Activity
Reproduce the data exactly.
START Source records
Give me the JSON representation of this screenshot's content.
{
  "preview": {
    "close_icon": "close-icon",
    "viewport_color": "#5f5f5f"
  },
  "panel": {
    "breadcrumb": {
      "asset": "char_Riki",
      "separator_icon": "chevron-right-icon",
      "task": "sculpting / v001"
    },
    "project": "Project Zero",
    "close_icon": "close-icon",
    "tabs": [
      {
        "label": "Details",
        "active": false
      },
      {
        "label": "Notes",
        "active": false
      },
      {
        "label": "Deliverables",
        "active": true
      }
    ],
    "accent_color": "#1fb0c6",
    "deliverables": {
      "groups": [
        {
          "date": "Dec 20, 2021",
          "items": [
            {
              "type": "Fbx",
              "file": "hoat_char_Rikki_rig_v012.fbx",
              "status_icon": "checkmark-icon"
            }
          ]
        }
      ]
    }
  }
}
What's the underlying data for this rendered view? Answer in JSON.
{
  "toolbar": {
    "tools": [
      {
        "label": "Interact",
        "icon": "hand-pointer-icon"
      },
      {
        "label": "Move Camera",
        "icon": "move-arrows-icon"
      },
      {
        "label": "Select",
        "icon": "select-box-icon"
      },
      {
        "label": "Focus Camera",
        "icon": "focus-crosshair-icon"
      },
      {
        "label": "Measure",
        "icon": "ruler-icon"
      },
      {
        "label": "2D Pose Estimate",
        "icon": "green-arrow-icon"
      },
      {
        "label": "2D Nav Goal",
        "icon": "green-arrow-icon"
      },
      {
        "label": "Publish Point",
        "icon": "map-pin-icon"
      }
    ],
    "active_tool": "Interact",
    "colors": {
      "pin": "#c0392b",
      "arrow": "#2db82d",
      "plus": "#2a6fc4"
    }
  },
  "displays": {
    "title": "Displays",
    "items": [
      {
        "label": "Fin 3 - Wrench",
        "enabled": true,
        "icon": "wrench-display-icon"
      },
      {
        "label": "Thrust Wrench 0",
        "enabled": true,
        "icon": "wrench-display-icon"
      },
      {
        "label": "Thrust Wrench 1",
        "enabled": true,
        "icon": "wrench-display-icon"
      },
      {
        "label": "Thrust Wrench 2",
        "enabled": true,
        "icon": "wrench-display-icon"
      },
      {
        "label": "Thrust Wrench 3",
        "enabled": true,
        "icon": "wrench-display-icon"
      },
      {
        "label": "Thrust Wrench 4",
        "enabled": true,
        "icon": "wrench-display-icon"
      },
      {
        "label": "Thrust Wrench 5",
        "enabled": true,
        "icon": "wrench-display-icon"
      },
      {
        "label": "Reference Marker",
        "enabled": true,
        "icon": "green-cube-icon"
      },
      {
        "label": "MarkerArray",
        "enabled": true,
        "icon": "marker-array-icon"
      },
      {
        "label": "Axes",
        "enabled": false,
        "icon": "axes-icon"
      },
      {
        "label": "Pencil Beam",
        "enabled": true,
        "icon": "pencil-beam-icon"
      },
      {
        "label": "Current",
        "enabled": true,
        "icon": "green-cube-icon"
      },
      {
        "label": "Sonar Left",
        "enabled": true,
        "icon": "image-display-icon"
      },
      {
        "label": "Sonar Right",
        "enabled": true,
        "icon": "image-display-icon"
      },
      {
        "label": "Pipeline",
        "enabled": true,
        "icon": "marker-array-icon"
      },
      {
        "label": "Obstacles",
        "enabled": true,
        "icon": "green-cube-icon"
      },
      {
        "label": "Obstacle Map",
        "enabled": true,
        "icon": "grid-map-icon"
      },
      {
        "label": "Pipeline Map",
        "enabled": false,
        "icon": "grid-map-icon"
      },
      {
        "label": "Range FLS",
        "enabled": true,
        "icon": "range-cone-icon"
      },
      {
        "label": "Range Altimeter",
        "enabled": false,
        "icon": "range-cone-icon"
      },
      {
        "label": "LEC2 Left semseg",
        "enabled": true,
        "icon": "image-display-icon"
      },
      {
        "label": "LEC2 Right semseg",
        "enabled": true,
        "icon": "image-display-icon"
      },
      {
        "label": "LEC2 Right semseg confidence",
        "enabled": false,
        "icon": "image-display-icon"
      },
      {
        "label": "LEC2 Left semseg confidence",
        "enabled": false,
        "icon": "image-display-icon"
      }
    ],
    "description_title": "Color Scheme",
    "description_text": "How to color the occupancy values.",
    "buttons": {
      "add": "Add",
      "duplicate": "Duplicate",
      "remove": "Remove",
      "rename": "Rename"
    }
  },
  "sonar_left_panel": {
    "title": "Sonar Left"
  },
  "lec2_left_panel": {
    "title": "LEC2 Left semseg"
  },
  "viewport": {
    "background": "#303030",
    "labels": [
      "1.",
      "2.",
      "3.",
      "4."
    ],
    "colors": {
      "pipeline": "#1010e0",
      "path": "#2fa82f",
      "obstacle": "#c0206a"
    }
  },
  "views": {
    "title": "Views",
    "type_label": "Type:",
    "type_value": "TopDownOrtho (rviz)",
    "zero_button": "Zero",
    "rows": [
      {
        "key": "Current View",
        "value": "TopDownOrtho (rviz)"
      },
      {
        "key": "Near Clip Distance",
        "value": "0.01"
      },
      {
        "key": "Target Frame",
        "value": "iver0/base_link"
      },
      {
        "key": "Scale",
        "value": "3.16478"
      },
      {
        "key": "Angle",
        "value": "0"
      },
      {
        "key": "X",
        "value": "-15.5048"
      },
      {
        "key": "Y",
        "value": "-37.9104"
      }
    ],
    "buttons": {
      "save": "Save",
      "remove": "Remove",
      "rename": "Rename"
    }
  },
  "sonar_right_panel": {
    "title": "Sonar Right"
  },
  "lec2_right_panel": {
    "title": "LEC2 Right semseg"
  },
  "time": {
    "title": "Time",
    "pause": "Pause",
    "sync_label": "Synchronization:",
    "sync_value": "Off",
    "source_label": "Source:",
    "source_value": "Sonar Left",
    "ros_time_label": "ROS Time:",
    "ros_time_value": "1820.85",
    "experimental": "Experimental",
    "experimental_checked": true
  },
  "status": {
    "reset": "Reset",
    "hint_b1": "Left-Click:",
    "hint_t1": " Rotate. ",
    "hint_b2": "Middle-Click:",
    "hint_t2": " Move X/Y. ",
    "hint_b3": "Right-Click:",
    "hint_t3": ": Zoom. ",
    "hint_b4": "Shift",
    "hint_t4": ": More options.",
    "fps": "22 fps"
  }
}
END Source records
Exercise solution
Give me the JSON representation of this screenshot's content.
{
  "preview": {
    "close_icon": "close-icon",
    "viewport_color": "#5f5f5f"
  },
  "panel": {
    "breadcrumb": {
      "asset": "char_Riki",
      "separator_icon": "chevron-right-icon",
      "task": "sculpting / v001"
    },
    "project": "Project Zero",
    "close_icon": "close-icon",
    "tabs": [
      {
        "label": "Details",
        "active": false
      },
      {
        "label": "Notes",
        "active": false
      },
      {
        "label": "Deliverables",
        "active": true
      }
    ],
    "accent_color": "#1fb0c6",
    "deliverables": {
      "groups": [
        {
          "date": "Dec 20, 2021",
          "items": [
            {
              "type": "Fbx",
              "file": "hoat_char_Rikki_rig_v012.fbx",
              "status_icon": "checkmark-icon"
            }
          ]
        }
      ]
    }
  }
}
What's the underlying data for this rendered view? Answer in JSON.
{
  "toolbar": {
    "tools": [
      {
        "label": "Interact",
        "icon": "hand-pointer-icon"
      },
      {
        "label": "Move Camera",
        "icon": "move-arrows-icon"
      },
      {
        "label": "Select",
        "icon": "select-box-icon"
      },
      {
        "label": "Focus Camera",
        "icon": "focus-crosshair-icon"
      },
      {
        "label": "Measure",
        "icon": "ruler-icon"
      },
      {
        "label": "2D Pose Estimate",
        "icon": "green-arrow-icon"
      },
      {
        "label": "2D Nav Goal",
        "icon": "green-arrow-icon"
      },
      {
        "label": "Publish Point",
        "icon": "map-pin-icon"
      }
    ],
    "active_tool": "Interact",
    "colors": {
      "pin": "#c0392b",
      "arrow": "#2db82d",
      "plus": "#2a6fc4"
    }
  },
  "displays": {
    "title": "Displays",
    "items": [
      {
        "label": "Fin 3 - Wrench",
        "enabled": true,
        "icon": "wrench-display-icon"
      },
      {
        "label": "Thrust Wrench 0",
        "enabled": true,
        "icon": "wrench-display-icon"
      },
      {
        "label": "Thrust Wrench 1",
        "enabled": true,
        "icon": "wrench-display-icon"
      },
      {
        "label": "Thrust Wrench 2",
        "enabled": true,
        "icon": "wrench-display-icon"
      },
      {
        "label": "Thrust Wrench 3",
        "enabled": true,
        "icon": "wrench-display-icon"
      },
      {
        "label": "Thrust Wrench 4",
        "enabled": true,
        "icon": "wrench-display-icon"
      },
      {
        "label": "Thrust Wrench 5",
        "enabled": true,
        "icon": "wrench-display-icon"
      },
      {
        "label": "Reference Marker",
        "enabled": true,
        "icon": "green-cube-icon"
      },
      {
        "label": "MarkerArray",
        "enabled": true,
        "icon": "marker-array-icon"
      },
      {
        "label": "Axes",
        "enabled": false,
        "icon": "axes-icon"
      },
      {
        "label": "Pencil Beam",
        "enabled": true,
        "icon": "pencil-beam-icon"
      },
      {
        "label": "Current",
        "enabled": true,
        "icon": "green-cube-icon"
      },
      {
        "label": "Sonar Left",
        "enabled": true,
        "icon": "image-display-icon"
      },
      {
        "label": "Sonar Right",
        "enabled": true,
        "icon": "image-display-icon"
      },
      {
        "label": "Pipeline",
        "enabled": true,
        "icon": "marker-array-icon"
      },
      {
        "label": "Obstacles",
        "enabled": true,
        "icon": "green-cube-icon"
      },
      {
        "label": "Obstacle Map",
        "enabled": true,
        "icon": "grid-map-icon"
      },
      {
        "label": "Pipeline Map",
        "enabled": false,
        "icon": "grid-map-icon"
      },
      {
        "label": "Range FLS",
        "enabled": true,
        "icon": "range-cone-icon"
      },
      {
        "label": "Range Altimeter",
        "enabled": false,
        "icon": "range-cone-icon"
      },
      {
        "label": "LEC2 Left semseg",
        "enabled": true,
        "icon": "image-display-icon"
      },
      {
        "label": "LEC2 Right semseg",
        "enabled": true,
        "icon": "image-display-icon"
      },
      {
        "label": "LEC2 Right semseg confidence",
        "enabled": false,
        "icon": "image-display-icon"
      },
      {
        "label": "LEC2 Left semseg confidence",
        "enabled": false,
        "icon": "image-display-icon"
      }
    ],
    "description_title": "Color Scheme",
    "description_text": "How to color the occupancy values.",
    "buttons": {
      "add": "Add",
      "duplicate": "Duplicate",
      "remove": "Remove",
      "rename": "Rename"
    }
  },
  "sonar_left_panel": {
    "title": "Sonar Left"
  },
  "lec2_left_panel": {
    "title": "LEC2 Left semseg"
  },
  "viewport": {
    "background": "#303030",
    "labels": [
      "1.",
      "2.",
      "3.",
      "4."
    ],
    "colors": {
      "pipeline": "#1010e0",
      "path": "#2fa82f",
      "obstacle": "#c0206a"
    }
  },
  "views": {
    "title": "Views",
    "type_label": "Type:",
    "type_value": "TopDownOrtho (rviz)",
    "zero_button": "Zero",
    "rows": [
      {
        "key": "Current View",
        "value": "TopDownOrtho (rviz)"
      },
      {
        "key": "Near Clip Distance",
        "value": "0.01"
      },
      {
        "key": "Target Frame",
        "value": "iver0/base_link"
      },
      {
        "key": "Scale",
        "value": "3.16478"
      },
      {
        "key": "Angle",
        "value": "0"
      },
      {
        "key": "X",
        "value": "-15.5048"
      },
      {
        "key": "Y",
        "value": "-37.9104"
      }
    ],
    "buttons": {
      "save": "Save",
      "remove": "Remove",
      "rename": "Rename"
    }
  },
  "sonar_right_panel": {
    "title": "Sonar Right"
  },
  "lec2_right_panel": {
    "title": "LEC2 Right semseg"
  },
  "time": {
    "title": "Time",
    "pause": "Pause",
    "sync_label": "Synchronization:",
    "sync_value": "Off",
    "source_label": "Source:",
    "source_value": "Sonar Left",
    "ros_time_label": "ROS Time:",
    "ros_time_value": "1820.85",
    "experimental": "Experimental",
    "experimental_checked": true
  },
  "status": {
    "reset": "Reset",
    "hint_b1": "Left-Click:",
    "hint_t1": " Rotate. ",
    "hint_b2": "Middle-Click:",
    "hint_t2": " Move X/Y. ",
    "hint_b3": "Right-Click:",
    "hint_t3": ": Zoom. ",
    "hint_b4": "Shift",
    "hint_t4": ": More options.",
    "fps": "22 fps"
  }
}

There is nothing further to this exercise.